Task description - Take each line from the material below that includes the string "date" and copy it.
----------------------------------------
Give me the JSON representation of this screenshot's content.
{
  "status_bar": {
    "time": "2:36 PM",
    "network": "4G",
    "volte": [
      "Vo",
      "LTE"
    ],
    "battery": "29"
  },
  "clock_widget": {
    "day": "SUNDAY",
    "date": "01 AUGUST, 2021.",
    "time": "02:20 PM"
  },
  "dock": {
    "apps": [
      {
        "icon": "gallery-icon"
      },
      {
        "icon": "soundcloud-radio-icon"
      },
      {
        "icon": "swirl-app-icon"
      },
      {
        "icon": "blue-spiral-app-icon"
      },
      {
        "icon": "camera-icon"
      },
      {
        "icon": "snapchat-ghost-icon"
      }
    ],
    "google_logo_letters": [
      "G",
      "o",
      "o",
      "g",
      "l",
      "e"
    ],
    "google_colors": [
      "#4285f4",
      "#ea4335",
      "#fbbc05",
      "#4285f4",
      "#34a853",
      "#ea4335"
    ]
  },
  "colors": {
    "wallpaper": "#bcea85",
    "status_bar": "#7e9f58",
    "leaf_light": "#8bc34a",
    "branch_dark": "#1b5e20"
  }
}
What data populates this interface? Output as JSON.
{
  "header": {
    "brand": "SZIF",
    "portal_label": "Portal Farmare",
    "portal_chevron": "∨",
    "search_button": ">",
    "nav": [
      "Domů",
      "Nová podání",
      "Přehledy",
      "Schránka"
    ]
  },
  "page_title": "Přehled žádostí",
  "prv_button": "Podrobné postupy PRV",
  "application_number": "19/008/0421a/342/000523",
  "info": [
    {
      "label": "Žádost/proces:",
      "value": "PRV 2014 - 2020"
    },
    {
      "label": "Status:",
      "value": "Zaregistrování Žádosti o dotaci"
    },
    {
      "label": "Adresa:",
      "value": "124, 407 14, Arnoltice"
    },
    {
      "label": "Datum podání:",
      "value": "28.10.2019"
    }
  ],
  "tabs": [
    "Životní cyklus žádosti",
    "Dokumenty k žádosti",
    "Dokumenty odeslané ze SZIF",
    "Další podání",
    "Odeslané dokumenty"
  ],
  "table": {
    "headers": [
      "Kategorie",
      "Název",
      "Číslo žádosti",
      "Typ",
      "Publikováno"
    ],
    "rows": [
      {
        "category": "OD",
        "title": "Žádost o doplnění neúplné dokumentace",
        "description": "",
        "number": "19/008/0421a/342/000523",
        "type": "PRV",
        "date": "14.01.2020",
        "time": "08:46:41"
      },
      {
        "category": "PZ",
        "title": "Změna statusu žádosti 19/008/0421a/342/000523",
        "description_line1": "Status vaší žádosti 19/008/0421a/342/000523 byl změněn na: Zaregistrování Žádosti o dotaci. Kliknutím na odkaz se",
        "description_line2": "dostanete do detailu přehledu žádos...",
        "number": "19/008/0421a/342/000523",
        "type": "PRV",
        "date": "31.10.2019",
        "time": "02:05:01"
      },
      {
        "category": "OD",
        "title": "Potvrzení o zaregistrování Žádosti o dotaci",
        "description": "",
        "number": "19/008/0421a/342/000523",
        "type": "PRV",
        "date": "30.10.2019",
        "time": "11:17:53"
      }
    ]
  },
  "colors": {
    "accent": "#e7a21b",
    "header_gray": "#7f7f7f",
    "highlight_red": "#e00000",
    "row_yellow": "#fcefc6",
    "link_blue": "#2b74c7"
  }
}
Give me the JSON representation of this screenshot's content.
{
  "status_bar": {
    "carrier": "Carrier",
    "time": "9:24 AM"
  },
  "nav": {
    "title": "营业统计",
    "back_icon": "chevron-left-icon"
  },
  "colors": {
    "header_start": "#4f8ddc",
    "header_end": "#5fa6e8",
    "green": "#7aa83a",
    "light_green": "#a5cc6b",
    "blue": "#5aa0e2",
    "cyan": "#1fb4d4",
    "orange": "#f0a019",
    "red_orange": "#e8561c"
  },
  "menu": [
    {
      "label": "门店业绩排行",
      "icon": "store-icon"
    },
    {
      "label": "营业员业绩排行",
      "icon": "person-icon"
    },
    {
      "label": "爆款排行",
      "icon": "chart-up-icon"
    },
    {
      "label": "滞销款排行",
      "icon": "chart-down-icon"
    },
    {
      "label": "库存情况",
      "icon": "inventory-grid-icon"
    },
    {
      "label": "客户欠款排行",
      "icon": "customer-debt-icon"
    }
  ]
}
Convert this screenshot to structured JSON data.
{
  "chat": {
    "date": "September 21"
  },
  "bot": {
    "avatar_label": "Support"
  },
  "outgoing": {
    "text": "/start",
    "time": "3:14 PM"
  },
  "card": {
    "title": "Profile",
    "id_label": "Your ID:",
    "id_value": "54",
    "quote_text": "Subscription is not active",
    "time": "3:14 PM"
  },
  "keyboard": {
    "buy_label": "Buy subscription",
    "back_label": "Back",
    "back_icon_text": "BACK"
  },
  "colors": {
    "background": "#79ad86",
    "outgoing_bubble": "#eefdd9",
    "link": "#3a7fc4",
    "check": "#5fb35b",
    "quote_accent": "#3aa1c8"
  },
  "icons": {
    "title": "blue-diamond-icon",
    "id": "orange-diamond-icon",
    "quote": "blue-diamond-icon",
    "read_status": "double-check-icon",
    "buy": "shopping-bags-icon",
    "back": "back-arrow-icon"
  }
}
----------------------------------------
Response to the exercise -
    "date": "01 AUGUST, 2021.",
        "date": "14.01.2020",
        "date": "31.10.2019",
        "date": "30.10.2019",
    "date": "September 21"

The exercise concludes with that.